I've completed (sort of) the computation of the process flowsheet for the isooctane process. The figure below shows the process flow diagram.
The new operations since the last post:
Pressure letdown valve - lowers pressure for the distillation column to reduce vessel cost.
Distillation column - 18 ideal stages were required. The DCOL routine would not solve with a total condenser, so a partial condenser was specified. It appears that the condensing temperature (193 F) is too different from the top temperature of the column (237 F) for DCOL to solve.
Condenser for column overhead - The overhead is primarily recycle solvent, so I wanted to use a pump instead of a compressor. Thus, another condenser was added.
Pump - for recycle solvent.
Compressor - for recycle and makeup hydrogen.
Preheater - for liquids to the CSTR.
Gas cooler - for hydrogen to CSTR.
I used direct substitution to converge the recycle gas and liquid streams to the CSTR. The outer loop converges in about 4 passes. The hydrogen and solvent makeup were computed based on consumption and losses, but the pentenes makeup stream was fixed. The pentene makeup rate establishes the production rate.
The PFD program
The drawing above was made with the free online program available from the Engineering Toolbox website http://www.engineeringtoolbox.com/pfd-process-flow-diagram-online-drawing-d_1640.html .
The program includes a drawing legend, but I removed it for this blog.
"Sort of" complete?
The flowsheet streams are converged so the computations are complete in that sense. However, the design may not be complete because economics have not yet been determined. Some design variables, such as the column pressure, might need changing to optimize the process.
Obtaining a nameplate capacity

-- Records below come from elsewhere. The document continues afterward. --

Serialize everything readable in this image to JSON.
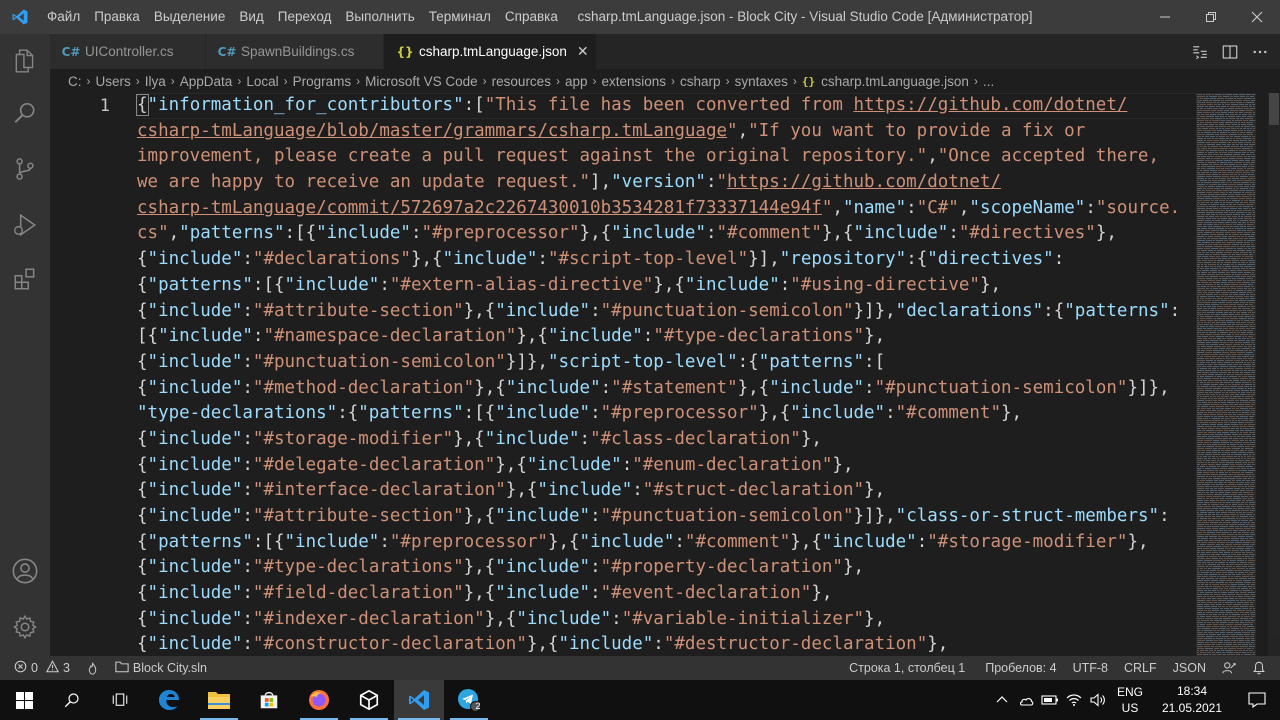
{
  "titlebar": {
    "menu": [
      "Файл",
      "Правка",
      "Выделение",
      "Вид",
      "Переход",
      "Выполнить",
      "Терминал",
      "Справка"
    ],
    "title": "csharp.tmLanguage.json - Block City - Visual Studio Code [Администратор]"
  },
  "tabs": [
    {
      "label": "UIController.cs",
      "icon": "C#",
      "active": false
    },
    {
      "label": "SpawnBuildings.cs",
      "icon": "C#",
      "active": false
    },
    {
      "label": "csharp.tmLanguage.json",
      "icon": "{}",
      "active": true
    }
  ],
  "breadcrumb": [
    "C:",
    "Users",
    "Ilya",
    "AppData",
    "Local",
    "Programs",
    "Microsoft VS Code",
    "resources",
    "app",
    "extensions",
    "csharp",
    "syntaxes"
  ],
  "breadcrumb_file": "csharp.tmLanguage.json",
  "breadcrumb_more": "...",
  "editor": {
    "line_number": "1",
    "lines": [
      "{\"information_for_contributors\":[\"This file has been converted from https://github.com/dotnet/",
      "csharp-tmLanguage/blob/master/grammars/csharp.tmLanguage\",\"If you want to provide a fix or",
      "improvement, please create a pull request against the original repository.\",\"Once accepted there,",
      "we are happy to receive an update request.\"],\"version\":\"https://github.com/dotnet/",
      "csharp-tmLanguage/commit/572697a2c2267430010b3534281f73337144e94f\",\"name\":\"C#\",\"scopeName\":\"source.",
      "cs\",\"patterns\":[{\"include\":\"#preprocessor\"},{\"include\":\"#comment\"},{\"include\":\"#directives\"},",
      "{\"include\":\"#declarations\"},{\"include\":\"#script-top-level\"}],\"repository\":{\"directives\":",
      "{\"patterns\":[{\"include\":\"#extern-alias-directive\"},{\"include\":\"#using-directive\"},",
      "{\"include\":\"#attribute-section\"},{\"include\":\"#punctuation-semicolon\"}]},\"declarations\":{\"patterns\":",
      "[{\"include\":\"#namespace-declaration\"},{\"include\":\"#type-declarations\"},",
      "{\"include\":\"#punctuation-semicolon\"}]},\"script-top-level\":{\"patterns\":[",
      "{\"include\":\"#method-declaration\"},{\"include\":\"#statement\"},{\"include\":\"#punctuation-semicolon\"}]},",
      "\"type-declarations\":{\"patterns\":[{\"include\":\"#preprocessor\"},{\"include\":\"#comment\"},",
      "{\"include\":\"#storage-modifier\"},{\"include\":\"#class-declaration\"},",
      "{\"include\":\"#delegate-declaration\"},{\"include\":\"#enum-declaration\"},",
      "{\"include\":\"#interface-declaration\"},{\"include\":\"#struct-declaration\"},",
      "{\"include\":\"#attribute-section\"},{\"include\":\"#punctuation-semicolon\"}]},\"class-or-struct-members\":",
      "{\"patterns\":[{\"include\":\"#preprocessor\"},{\"include\":\"#comment\"},{\"include\":\"#storage-modifier\"},",
      "{\"include\":\"#type-declarations\"},{\"include\":\"#property-declaration\"},",
      "{\"include\":\"#field-declaration\"},{\"include\":\"#event-declaration\"},",
      "{\"include\":\"#indexer-declaration\"},{\"include\":\"#variable-initializer\"},",
      "{\"include\":\"#constructor-declaration\"},{\"include\":\"#destructor-declaration\"},"
    ]
  },
  "statusbar": {
    "errors": "0",
    "warnings": "3",
    "solution": "Block City.sln",
    "position": "Строка 1, столбец 1",
    "spaces": "Пробелов: 4",
    "encoding": "UTF-8",
    "eol": "CRLF",
    "language": "JSON"
  },
  "taskbar": {
    "lang_top": "ENG",
    "lang_bottom": "US",
    "time": "18:34",
    "date": "21.05.2021",
    "telegram_badge": "2"
  },
  "colors": {
    "accent": "#007acc",
    "string": "#ce9178",
    "key": "#9cdcfe",
    "json_icon": "#cbcb41",
    "csharp_icon": "#519aba"
  }
}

Most process simulation programs can scale all streams to achieve a desired production rate. You should use that feature with caution. In some cases, a unit may have used parameters that depend upon rate. The performance of that unit will change with the flow rate. Thus, a direct scaleup would be inaccurate. As an example, in this process, the fixed bed pressure drop depends upon the flow rate. This would probably not matter for this example because of the pressure letdown valve immediately after the reactor. A better example would be a tubular reactor with heat exchange. For that example, the process should be re-computed until the production rate is met. As a general rule, realistic reactor models will have rate dependent parameters.
A working simulator, but not perfect
There are still improvements to be made, but I have demonstrated that the Prode Properties/Mathcad combination can be used to build a flexible, basic process simulation program. I want to explore some options for unit reports which are currently missing. However, the blog will move on to a new subject with the next post.
Next: tracer studies for fluidized beds